Practice makes perfect. Writing eloquently or writing as an advocate are acquired skills. When I graduated from high school, I found writing a chore. I now enjoy the process and attribute that transformation to practice. Most colleges and law schools now recognize the importance of writing. This skill is incorporated into most curriculums. Law schools force students to practice writing during their first-year legal writing courses. The two law school classes I teach require multiple written research papers over the semester. Even when I teach an undergraduate course, I require the students to turn in multiple papers. Writing is an essential skill that must be mastered, and it is important to have someone continually provide feedback about your writing abilities.
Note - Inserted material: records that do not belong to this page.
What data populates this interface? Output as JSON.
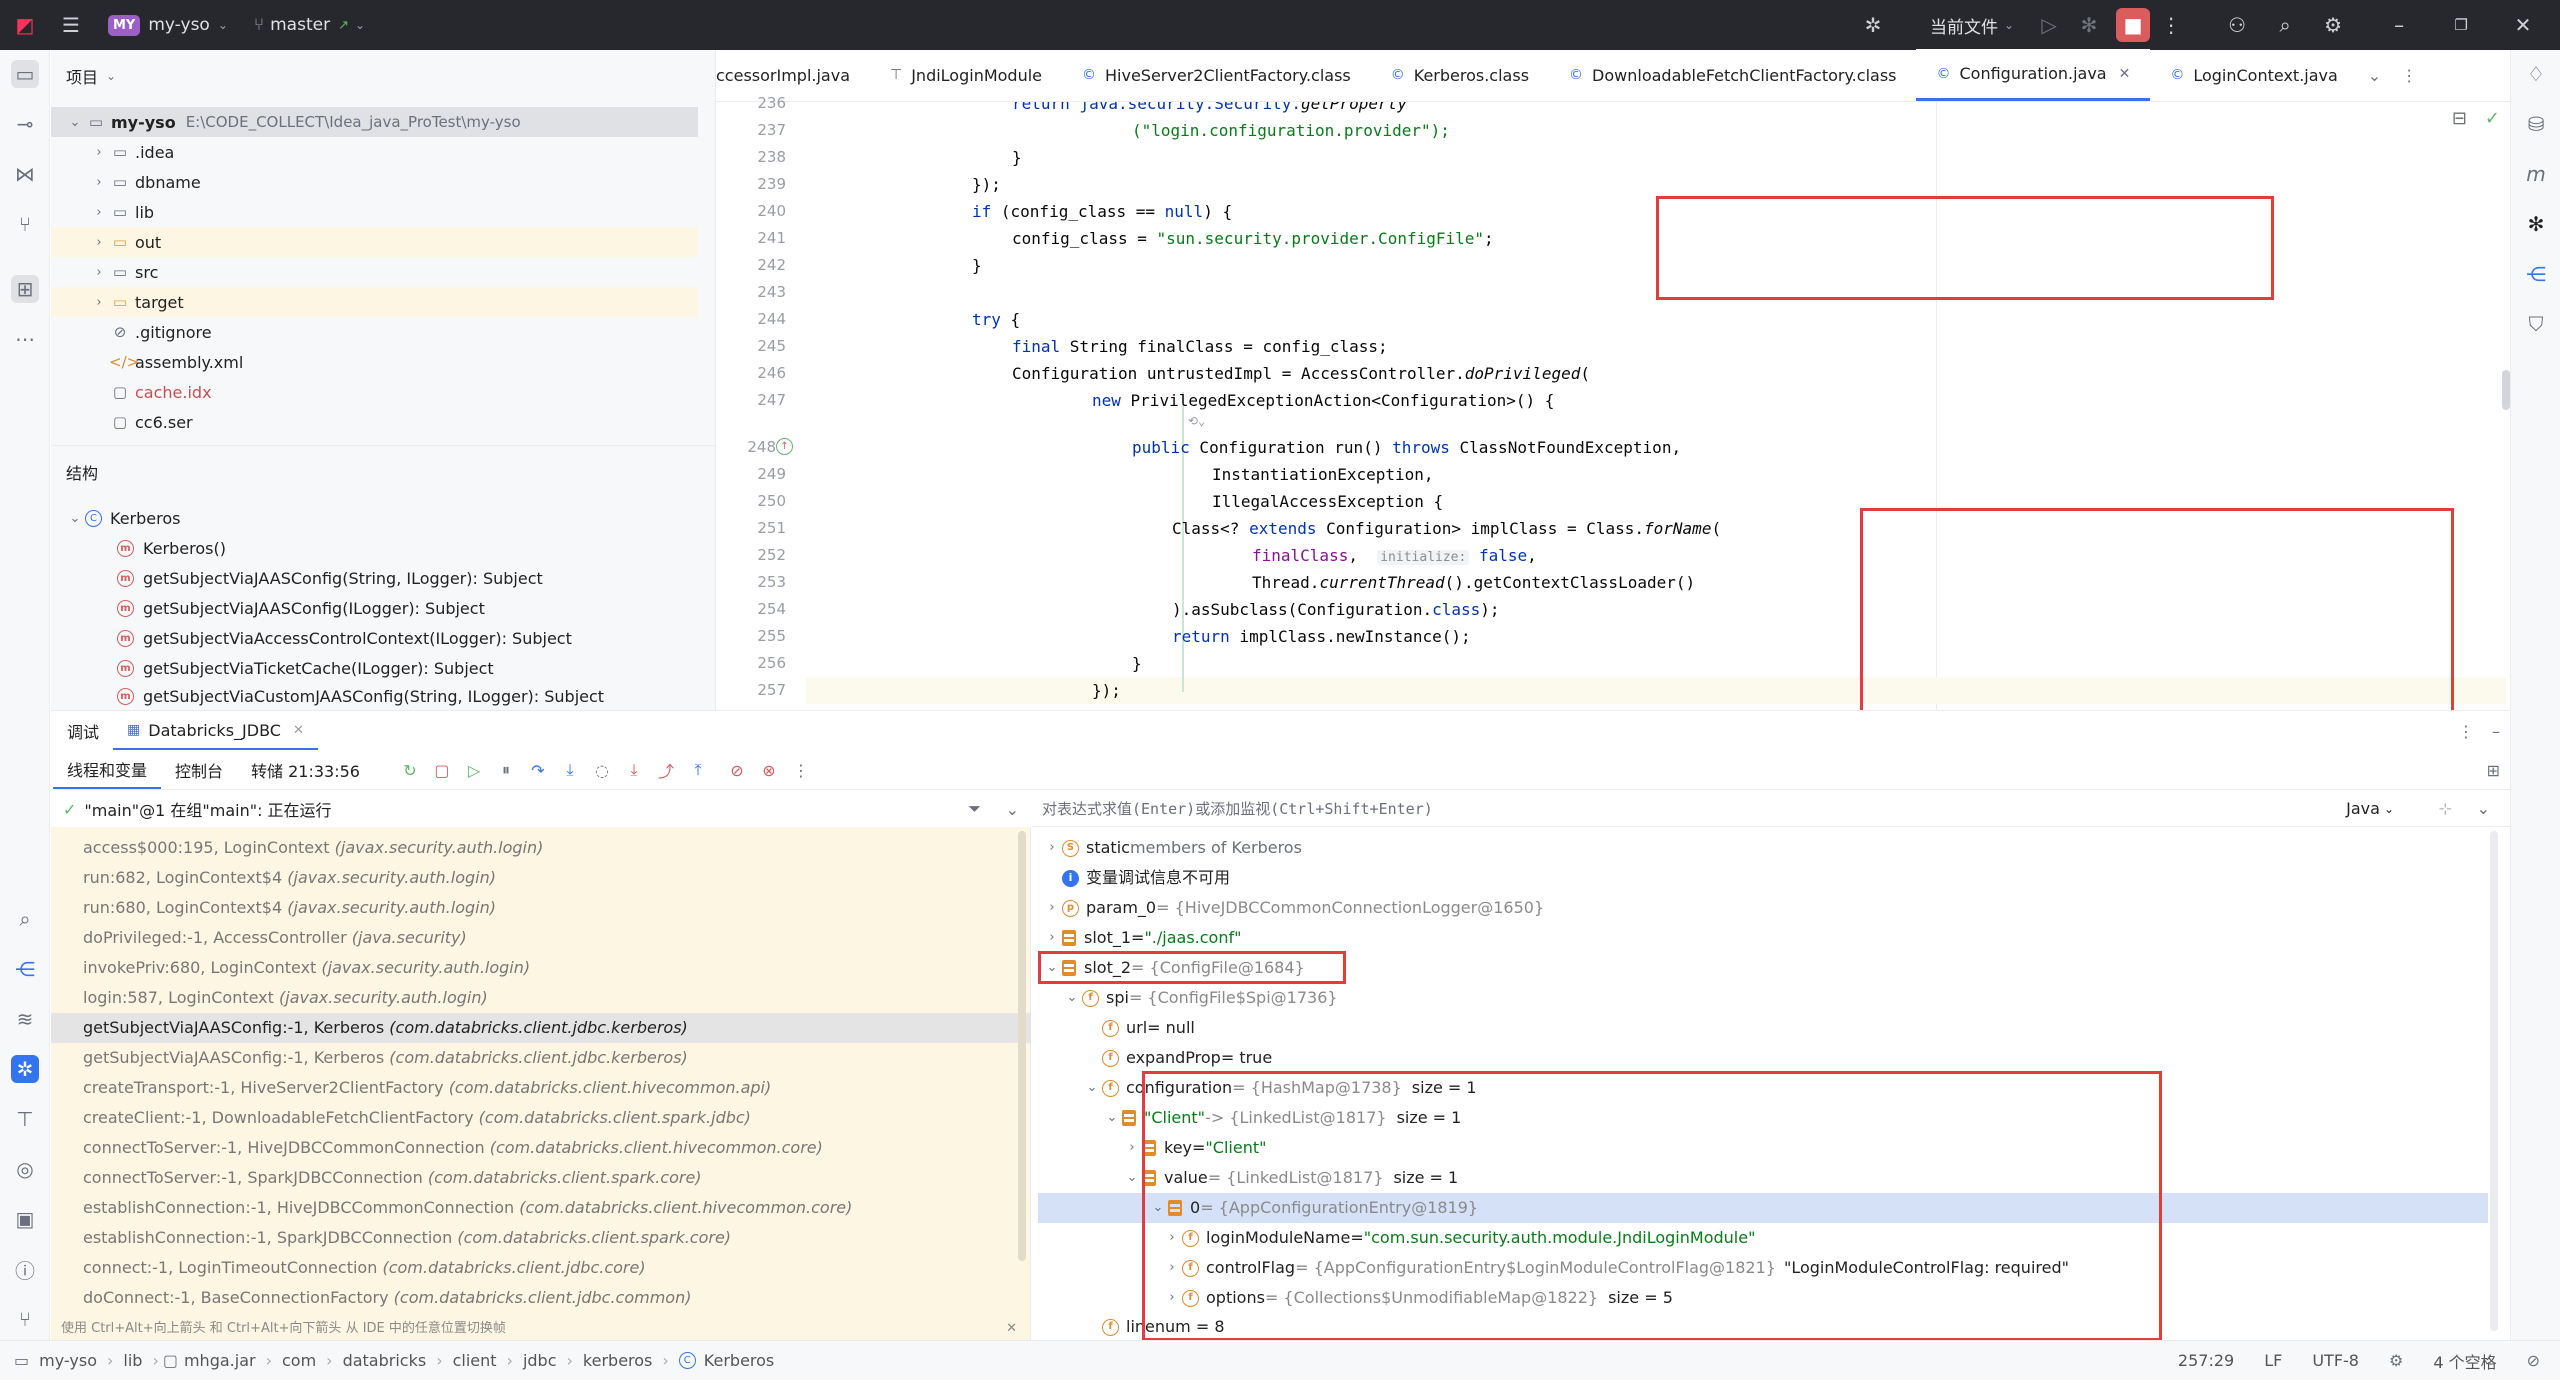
{
  "titlebar": {
    "project_badge": "MY",
    "project_name": "my-yso",
    "branch": "master",
    "run_config": "当前文件"
  },
  "project_panel": {
    "title": "项目",
    "root_name": "my-yso",
    "root_path": "E:\\CODE_COLLECT\\Idea_java_ProTest\\my-yso",
    "items": [
      {
        "label": ".idea"
      },
      {
        "label": "dbname"
      },
      {
        "label": "lib"
      },
      {
        "label": "out"
      },
      {
        "label": "src"
      },
      {
        "label": "target"
      },
      {
        "label": ".gitignore"
      },
      {
        "label": "assembly.xml"
      },
      {
        "label": "cache.idx"
      },
      {
        "label": "cc6.ser"
      }
    ]
  },
  "structure_panel": {
    "title": "结构",
    "class_name": "Kerberos",
    "members": [
      "Kerberos()",
      "getSubjectViaJAASConfig(String, ILogger): Subject",
      "getSubjectViaJAASConfig(ILogger): Subject",
      "getSubjectViaAccessControlContext(ILogger): Subject",
      "getSubjectViaTicketCache(ILogger): Subject",
      "getSubjectViaCustomJAASConfig(String, ILogger): Subject"
    ]
  },
  "editor_tabs": [
    "ccessorImpl.java",
    "JndiLoginModule",
    "HiveServer2ClientFactory.class",
    "Kerberos.class",
    "DownloadableFetchClientFactory.class",
    "Configuration.java",
    "LoginContext.java"
  ],
  "code": {
    "line_numbers": [
      "236",
      "237",
      "238",
      "239",
      "240",
      "241",
      "242",
      "243",
      "244",
      "245",
      "246",
      "247",
      "248",
      "249",
      "250",
      "251",
      "252",
      "253",
      "254",
      "255",
      "256",
      "257"
    ],
    "l236_a": "return java.security.Security.",
    "l236_b": "getProperty",
    "l237": "(\"login.configuration.provider\");",
    "l238": "}",
    "l239": "});",
    "l240_kw": "if",
    "l240_rest": " (config_class == ",
    "l240_null": "null",
    "l240_end": ") {",
    "l241_a": "config_class = ",
    "l241_str": "\"sun.security.provider.ConfigFile\"",
    "l241_end": ";",
    "l242": "}",
    "l244_kw": "try",
    "l244_end": " {",
    "l245_kw": "final",
    "l245_rest": " String finalClass = config_class;",
    "l246_a": "Configuration untrustedImpl = AccessController.",
    "l246_b": "doPrivileged",
    "l246_c": "(",
    "l247_kw": "new",
    "l247_rest": " PrivilegedExceptionAction<Configuration>() {",
    "l248_kw1": "public",
    "l248_a": " Configuration run() ",
    "l248_kw2": "throws",
    "l248_b": " ClassNotFoundException,",
    "l249": "InstantiationException,",
    "l250": "IllegalAccessException {",
    "l251_a": "Class<? ",
    "l251_kw": "extends",
    "l251_b": " Configuration> implClass = Class.",
    "l251_c": "forName",
    "l251_d": "(",
    "l252_fld": "finalClass",
    "l252_comma": ",",
    "l252_hint": "initialize:",
    "l252_false": "false",
    "l253_a": "Thread.",
    "l253_b": "currentThread",
    "l253_c": "().getContextClassLoader()",
    "l254_a": ").asSubclass(Configuration.",
    "l254_kw": "class",
    "l254_b": ");",
    "l255_kw": "return",
    "l255_rest": " implClass.newInstance();",
    "l256": "}",
    "l257": "});"
  },
  "debug": {
    "tab_debug": "调试",
    "session": "Databricks_JDBC",
    "sub_tabs": [
      "线程和变量",
      "控制台",
      "转储 21:33:56"
    ],
    "thread": "\"main\"@1 在组\"main\": 正在运行",
    "eval_placeholder": "对表达式求值(Enter)或添加监视(Ctrl+Shift+Enter)",
    "lang": "Java",
    "frames": [
      {
        "m": "access$000:195, LoginContext",
        "p": "(javax.security.auth.login)"
      },
      {
        "m": "run:682, LoginContext$4",
        "p": "(javax.security.auth.login)"
      },
      {
        "m": "run:680, LoginContext$4",
        "p": "(javax.security.auth.login)"
      },
      {
        "m": "doPrivileged:-1, AccessController",
        "p": "(java.security)"
      },
      {
        "m": "invokePriv:680, LoginContext",
        "p": "(javax.security.auth.login)"
      },
      {
        "m": "login:587, LoginContext",
        "p": "(javax.security.auth.login)"
      },
      {
        "m": "getSubjectViaJAASConfig:-1, Kerberos",
        "p": "(com.databricks.client.jdbc.kerberos)"
      },
      {
        "m": "getSubjectViaJAASConfig:-1, Kerberos",
        "p": "(com.databricks.client.jdbc.kerberos)"
      },
      {
        "m": "createTransport:-1, HiveServer2ClientFactory",
        "p": "(com.databricks.client.hivecommon.api)"
      },
      {
        "m": "createClient:-1, DownloadableFetchClientFactory",
        "p": "(com.databricks.client.spark.jdbc)"
      },
      {
        "m": "connectToServer:-1, HiveJDBCCommonConnection",
        "p": "(com.databricks.client.hivecommon.core)"
      },
      {
        "m": "connectToServer:-1, SparkJDBCConnection",
        "p": "(com.databricks.client.spark.core)"
      },
      {
        "m": "establishConnection:-1, HiveJDBCCommonConnection",
        "p": "(com.databricks.client.hivecommon.core)"
      },
      {
        "m": "establishConnection:-1, SparkJDBCConnection",
        "p": "(com.databricks.client.spark.core)"
      },
      {
        "m": "connect:-1, LoginTimeoutConnection",
        "p": "(com.databricks.client.jdbc.core)"
      },
      {
        "m": "doConnect:-1, BaseConnectionFactory",
        "p": "(com.databricks.client.jdbc.common)"
      }
    ],
    "frames_hint": "使用 Ctrl+Alt+向上箭头 和 Ctrl+Alt+向下箭头 从 IDE 中的任意位置切换帧",
    "vars": {
      "static_kw": "static",
      "static_rest": " members of Kerberos",
      "no_info": "变量调试信息不可用",
      "param0_name": "param_0",
      "param0_val": " = {HiveJDBCCommonConnectionLogger@1650}",
      "slot1_name": "slot_1",
      "slot1_eq": " = ",
      "slot1_val": "\"./jaas.conf\"",
      "slot2_name": "slot_2",
      "slot2_val": " = {ConfigFile@1684}",
      "spi_name": "spi",
      "spi_val": " = {ConfigFile$Spi@1736}",
      "url_name": "url",
      "url_val": " = null",
      "expand_name": "expandProp",
      "expand_val": " = true",
      "conf_name": "configuration",
      "conf_val": " = {HashMap@1738}",
      "conf_size": "size = 1",
      "client_name": "\"Client\"",
      "client_val": " -> {LinkedList@1817}",
      "client_size": "size = 1",
      "key_name": "key",
      "key_eq": " = ",
      "key_val": "\"Client\"",
      "value_name": "value",
      "value_val": " = {LinkedList@1817}",
      "value_size": "size = 1",
      "zero_name": "0",
      "zero_val": " = {AppConfigurationEntry@1819}",
      "lmn_name": "loginModuleName",
      "lmn_eq": " = ",
      "lmn_val": "\"com.sun.security.auth.module.JndiLoginModule\"",
      "cf_name": "controlFlag",
      "cf_val": " = {AppConfigurationEntry$LoginModuleControlFlag@1821}",
      "cf_str": "\"LoginModuleControlFlag: required\"",
      "opt_name": "options",
      "opt_val": " = {Collections$UnmodifiableMap@1822}",
      "opt_size": "size = 5",
      "linenum": "linenum = 8"
    }
  },
  "statusbar": {
    "crumbs": [
      "my-yso",
      "lib",
      "mhga.jar",
      "com",
      "databricks",
      "client",
      "jdbc",
      "kerberos",
      "Kerberos"
    ],
    "position": "257:29",
    "line_sep": "LF",
    "encoding": "UTF-8",
    "indent": "4 个空格"
  }
}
And with repetition, it becomes easier and more comfortable.
How about oral advocacy? What are your pointers for oral advocacy, whether it’s at the trial level or the appellate level?
I owe my success to preparation. I also learn from my mistakes and use these experiences to improve my work. For instance, I never teach a course the same way twice. I’m constantly refining and making it better. I am also a firm believer in demonstrative evidence. Today’s generation receives their information visually. My peers learned by reading. Information delivery systems have changed to accommodate this new reality. Trial attorneys need to convey evidence through visual representations. This type of presentation resonates so much better with factfinders. I incorporate the same principles when I teach law or anatomy. I spend a great deal of time creating animations, graphics, illustrations, and videos to convey the materials in an educational but exciting format. I call this “edutainment.” A person wants to be educated and entertained at the same time. The same is true in a courtroom. Counsel needs to engage the jury by showing visual representations of the evidence as you tell a story. This helps you engage the audience or factfinder and tell a narrative they’ll follow.
CLICK HERE to read the full article, which was originally published in ALI CLE’s The Practical Lawyer.